- HOW TO COMPLETE THIS TASK -
Report every line in the records below that holds the word "text".

DATA FOR ANALYSIS below:

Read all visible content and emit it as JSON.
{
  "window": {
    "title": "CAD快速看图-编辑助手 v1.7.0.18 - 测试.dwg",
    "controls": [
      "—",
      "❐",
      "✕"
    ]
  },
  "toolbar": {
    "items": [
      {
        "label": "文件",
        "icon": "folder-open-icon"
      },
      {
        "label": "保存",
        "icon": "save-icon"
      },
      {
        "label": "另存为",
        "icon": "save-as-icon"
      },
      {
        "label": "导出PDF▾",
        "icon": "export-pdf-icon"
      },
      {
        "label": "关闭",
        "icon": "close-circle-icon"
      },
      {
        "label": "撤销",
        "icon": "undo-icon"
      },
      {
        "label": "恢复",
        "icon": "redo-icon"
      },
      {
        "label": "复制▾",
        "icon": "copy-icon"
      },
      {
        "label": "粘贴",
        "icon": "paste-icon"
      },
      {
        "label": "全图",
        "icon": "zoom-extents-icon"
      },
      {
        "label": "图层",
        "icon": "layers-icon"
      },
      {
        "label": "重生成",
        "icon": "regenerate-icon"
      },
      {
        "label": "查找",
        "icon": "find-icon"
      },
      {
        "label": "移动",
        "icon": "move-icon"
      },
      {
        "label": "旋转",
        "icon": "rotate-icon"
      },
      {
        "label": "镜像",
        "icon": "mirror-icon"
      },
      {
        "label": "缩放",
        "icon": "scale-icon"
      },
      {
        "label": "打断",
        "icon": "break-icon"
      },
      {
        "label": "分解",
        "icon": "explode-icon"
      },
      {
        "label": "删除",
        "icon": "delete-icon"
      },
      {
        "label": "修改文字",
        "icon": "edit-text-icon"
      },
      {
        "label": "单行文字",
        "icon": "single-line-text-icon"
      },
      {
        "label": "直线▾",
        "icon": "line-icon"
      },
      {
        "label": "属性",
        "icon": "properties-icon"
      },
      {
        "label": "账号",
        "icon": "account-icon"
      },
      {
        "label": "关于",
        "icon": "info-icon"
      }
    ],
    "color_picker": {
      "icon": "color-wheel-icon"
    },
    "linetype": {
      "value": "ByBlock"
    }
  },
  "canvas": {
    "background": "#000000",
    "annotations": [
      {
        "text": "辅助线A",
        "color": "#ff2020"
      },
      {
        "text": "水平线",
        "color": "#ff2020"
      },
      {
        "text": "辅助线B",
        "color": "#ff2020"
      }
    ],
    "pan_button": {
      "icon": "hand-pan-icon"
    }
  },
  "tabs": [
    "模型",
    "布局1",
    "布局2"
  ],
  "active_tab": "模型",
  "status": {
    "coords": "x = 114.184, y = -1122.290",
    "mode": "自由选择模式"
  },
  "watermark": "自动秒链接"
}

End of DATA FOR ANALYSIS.

- RESULT -
        "icon": "edit-text-icon"
        "icon": "single-line-text-icon"
        "text": "辅助线A",
        "text": "水平线",
        "text": "辅助线B",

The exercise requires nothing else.